We hope you will join us for the third LAPA Seminar of 2009-2010, with LAPA Fellow Eli Salzberger, Dean of the Faculty of Law at the University of Haifa. The title of his talk is "The Law and Economics Analysis of Intellectual Property: Paradigmatic Shift From Incentives to Traditional Property." His commentator will be Joel R. Reidenberg, Professor of Law and the founding Director of the Center on Law and Information Policy at Fordham University Law School.
As always, the LAPA format asks that seminar participants familiarize themselves with the paper in advance. The commentator will open the session by summarizing the main themes in the paper and presenting some topics for discussion. The author then has the right of first response before we open to the floor for questions. The seminar will end with a brief reception in the Kerstetter Room, giving everyone a chance to mingle and meet.
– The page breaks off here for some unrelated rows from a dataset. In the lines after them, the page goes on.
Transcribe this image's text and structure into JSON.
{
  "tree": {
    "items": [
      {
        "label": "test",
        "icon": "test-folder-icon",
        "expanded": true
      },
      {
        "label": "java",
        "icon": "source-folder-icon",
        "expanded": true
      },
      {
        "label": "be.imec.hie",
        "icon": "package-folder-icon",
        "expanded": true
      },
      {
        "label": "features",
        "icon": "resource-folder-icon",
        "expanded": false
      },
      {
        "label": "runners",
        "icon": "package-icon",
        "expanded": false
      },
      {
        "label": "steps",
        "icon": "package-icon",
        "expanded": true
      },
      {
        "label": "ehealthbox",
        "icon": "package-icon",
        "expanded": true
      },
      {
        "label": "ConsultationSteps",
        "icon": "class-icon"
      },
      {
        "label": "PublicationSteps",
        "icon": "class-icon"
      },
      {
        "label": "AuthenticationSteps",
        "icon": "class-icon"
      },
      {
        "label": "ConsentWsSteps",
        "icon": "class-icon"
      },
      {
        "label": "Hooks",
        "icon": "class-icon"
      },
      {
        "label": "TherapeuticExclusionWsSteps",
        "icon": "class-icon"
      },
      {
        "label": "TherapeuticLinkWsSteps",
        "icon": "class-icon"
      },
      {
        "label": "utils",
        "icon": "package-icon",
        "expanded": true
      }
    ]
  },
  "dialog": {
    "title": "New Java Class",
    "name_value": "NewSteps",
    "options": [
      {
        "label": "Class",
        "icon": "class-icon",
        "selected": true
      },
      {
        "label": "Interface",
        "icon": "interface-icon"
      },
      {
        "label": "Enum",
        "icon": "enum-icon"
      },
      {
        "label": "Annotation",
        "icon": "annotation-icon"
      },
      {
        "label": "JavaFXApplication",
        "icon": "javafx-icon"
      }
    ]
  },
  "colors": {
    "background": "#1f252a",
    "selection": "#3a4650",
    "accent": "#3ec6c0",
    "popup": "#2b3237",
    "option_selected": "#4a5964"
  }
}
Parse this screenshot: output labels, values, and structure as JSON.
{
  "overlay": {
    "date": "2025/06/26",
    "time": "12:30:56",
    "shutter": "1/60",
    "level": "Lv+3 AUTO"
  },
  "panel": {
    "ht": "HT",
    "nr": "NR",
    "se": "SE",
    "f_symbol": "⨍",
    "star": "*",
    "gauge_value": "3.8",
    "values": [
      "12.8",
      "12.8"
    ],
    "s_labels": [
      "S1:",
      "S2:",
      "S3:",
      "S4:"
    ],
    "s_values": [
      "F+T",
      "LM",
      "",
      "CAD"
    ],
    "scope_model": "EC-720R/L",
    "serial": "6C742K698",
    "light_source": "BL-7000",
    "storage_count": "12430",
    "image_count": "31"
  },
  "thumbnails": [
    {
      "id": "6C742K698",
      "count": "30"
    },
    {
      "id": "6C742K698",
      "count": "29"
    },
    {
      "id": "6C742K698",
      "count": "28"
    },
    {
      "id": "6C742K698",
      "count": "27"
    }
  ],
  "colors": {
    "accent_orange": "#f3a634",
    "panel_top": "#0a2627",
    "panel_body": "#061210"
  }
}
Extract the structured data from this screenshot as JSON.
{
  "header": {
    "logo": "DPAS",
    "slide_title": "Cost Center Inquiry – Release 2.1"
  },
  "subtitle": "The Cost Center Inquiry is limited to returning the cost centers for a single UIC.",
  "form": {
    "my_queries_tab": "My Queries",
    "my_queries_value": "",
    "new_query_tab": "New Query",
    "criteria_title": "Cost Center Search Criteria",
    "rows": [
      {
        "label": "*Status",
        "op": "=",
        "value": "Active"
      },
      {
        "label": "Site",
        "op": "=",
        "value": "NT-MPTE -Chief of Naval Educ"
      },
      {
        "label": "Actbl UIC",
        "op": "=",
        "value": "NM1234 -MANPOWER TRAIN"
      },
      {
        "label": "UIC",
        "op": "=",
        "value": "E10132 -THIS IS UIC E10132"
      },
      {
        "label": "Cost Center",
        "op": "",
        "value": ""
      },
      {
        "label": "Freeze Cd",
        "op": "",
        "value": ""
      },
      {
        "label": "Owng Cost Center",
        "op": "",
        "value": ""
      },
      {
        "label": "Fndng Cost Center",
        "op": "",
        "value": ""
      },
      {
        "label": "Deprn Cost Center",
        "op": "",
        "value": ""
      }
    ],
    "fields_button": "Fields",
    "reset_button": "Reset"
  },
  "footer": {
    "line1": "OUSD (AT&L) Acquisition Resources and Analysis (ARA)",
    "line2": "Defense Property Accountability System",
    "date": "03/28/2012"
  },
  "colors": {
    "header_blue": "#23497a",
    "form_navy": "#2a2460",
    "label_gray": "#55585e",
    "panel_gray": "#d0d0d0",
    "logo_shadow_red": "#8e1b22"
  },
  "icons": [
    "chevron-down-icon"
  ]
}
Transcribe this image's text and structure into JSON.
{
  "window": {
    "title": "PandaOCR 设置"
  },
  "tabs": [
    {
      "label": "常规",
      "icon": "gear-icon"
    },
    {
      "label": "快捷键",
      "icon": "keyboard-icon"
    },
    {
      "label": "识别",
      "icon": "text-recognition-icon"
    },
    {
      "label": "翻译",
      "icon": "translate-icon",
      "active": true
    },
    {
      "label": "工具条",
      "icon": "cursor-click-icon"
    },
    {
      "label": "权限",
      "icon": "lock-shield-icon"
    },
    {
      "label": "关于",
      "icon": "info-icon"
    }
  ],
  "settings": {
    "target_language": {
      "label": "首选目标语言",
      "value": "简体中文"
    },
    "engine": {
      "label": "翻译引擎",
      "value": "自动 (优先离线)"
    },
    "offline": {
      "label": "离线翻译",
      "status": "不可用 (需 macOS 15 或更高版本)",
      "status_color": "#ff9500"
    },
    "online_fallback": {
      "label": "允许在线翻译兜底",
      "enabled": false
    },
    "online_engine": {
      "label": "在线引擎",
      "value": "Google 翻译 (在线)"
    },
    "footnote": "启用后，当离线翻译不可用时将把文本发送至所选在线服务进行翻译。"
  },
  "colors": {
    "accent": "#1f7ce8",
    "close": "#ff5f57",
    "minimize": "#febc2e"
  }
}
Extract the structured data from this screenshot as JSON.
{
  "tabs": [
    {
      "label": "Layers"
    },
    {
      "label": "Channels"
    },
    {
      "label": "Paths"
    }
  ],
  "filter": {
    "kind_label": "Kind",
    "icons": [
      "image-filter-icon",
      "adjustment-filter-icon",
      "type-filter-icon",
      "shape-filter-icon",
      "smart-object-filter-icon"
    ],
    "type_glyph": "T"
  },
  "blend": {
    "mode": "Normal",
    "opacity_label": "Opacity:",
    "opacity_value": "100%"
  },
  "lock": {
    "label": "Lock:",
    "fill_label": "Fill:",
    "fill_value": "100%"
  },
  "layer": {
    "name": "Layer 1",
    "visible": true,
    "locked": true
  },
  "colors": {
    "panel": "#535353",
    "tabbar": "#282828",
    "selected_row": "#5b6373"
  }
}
For people planning to attend the seminar, an electronic copy of Professor Salzberger's paper is available upon email request (email@example.com), or you may pick up a hard copy during regular business hours in 416A Robertson Hall.
Professor Salzberger writes: "The value of intellectual property today exceeds the value of physical property and Intellectual property rights are on a continuous path of expansion (with the commodification of information). These developments beg a serious discussion, revisiting the philosophical justifications of IPR, especially in light of the technological revolution of the Internet and related technologies. One of the more powerful contemporary discourses on such justifications is the economic approach. The paper provides a critical analysis of what used to be the main Law and Economics paradigm for the normative analysis of intellectual property rights - the incentives / public goods model. It further discusses an alternative economic model - the Tragedy of the Commons, which in recent years has been twisted to a new Propriety paradigm, pre-assuming intellectual creations to be a natural object of property, and focusing on the management of intellectual property rather than on its initial justifications. The papers ends with some tentative thoughts on the more general concept of the prime property right of ownership."
Eli Salzberger is the 2009-2010 Microsoft/LAPA Fellow. He is the Dean of the Faculty of Law at the University of Haifa, and a graduate of the Hebrew University Faculty of Law (first in class). Salzberger clerked for Chief Justices Aharon Barak and Dorit Beinish. He wrote his doctorate at Oxford University on the economic analysis of the doctrine of separation of powers. His research and teaching areas are legal theory and philosophy, economic analysis of law, legal ethics, cyberspace and the Israeli Supreme Court. His latest book (co-authored with Niva Elkin-Koren) is Law, Economic and Cyberspace (Edward Elgar 2004) and another book with the same co-author on the Limits of Analysis: Economic Analysis of Intellectual Property is forthcoming. He is the President of the European Association of Law and Economics, was a member of the board of directors of the Association for Civil Rights in Israel; a member of the public council of the Israeli Democracy Institute and of a commission for reform in performers' rights in Israel. He was awarded various grants and fellowships, among them Rothschild, Minerva, GIF, ISF, Fulbright, ORS and British Council. At LAPA his research will focus on the role of the judiciary in the economic theory of the state and on the law and economics of intellectual property.
Joel R. Reidenberg is Professor of Law and the founding Director of the Center on Law and Information Policy at Fordham University Law School. He is an expert on information technology law and policy. His scholarship has appeared in many leading law journals. In addition, he has published widely in Europe and is a co-author of three leading books and monographs on international data privacy law. Professor Reidenberg has testified before the U.S. Congress on data privacy issues, served as a consultant to both the Federal Trade Commission and the European Commission, and served as a Special Assistant Attorney General for the State of Washington in connection with privacy litigation. Prior joining the Fordham law faculty, he practiced law in Washington, DC, and also served as a member of several advisory panels for the U.S. Congress Office of Technology Assessment. He received his Ph.D. from Université de Paris-Sorbonne, his J.D. from Columbia University School of Law, and A.B. from Dartmouth College.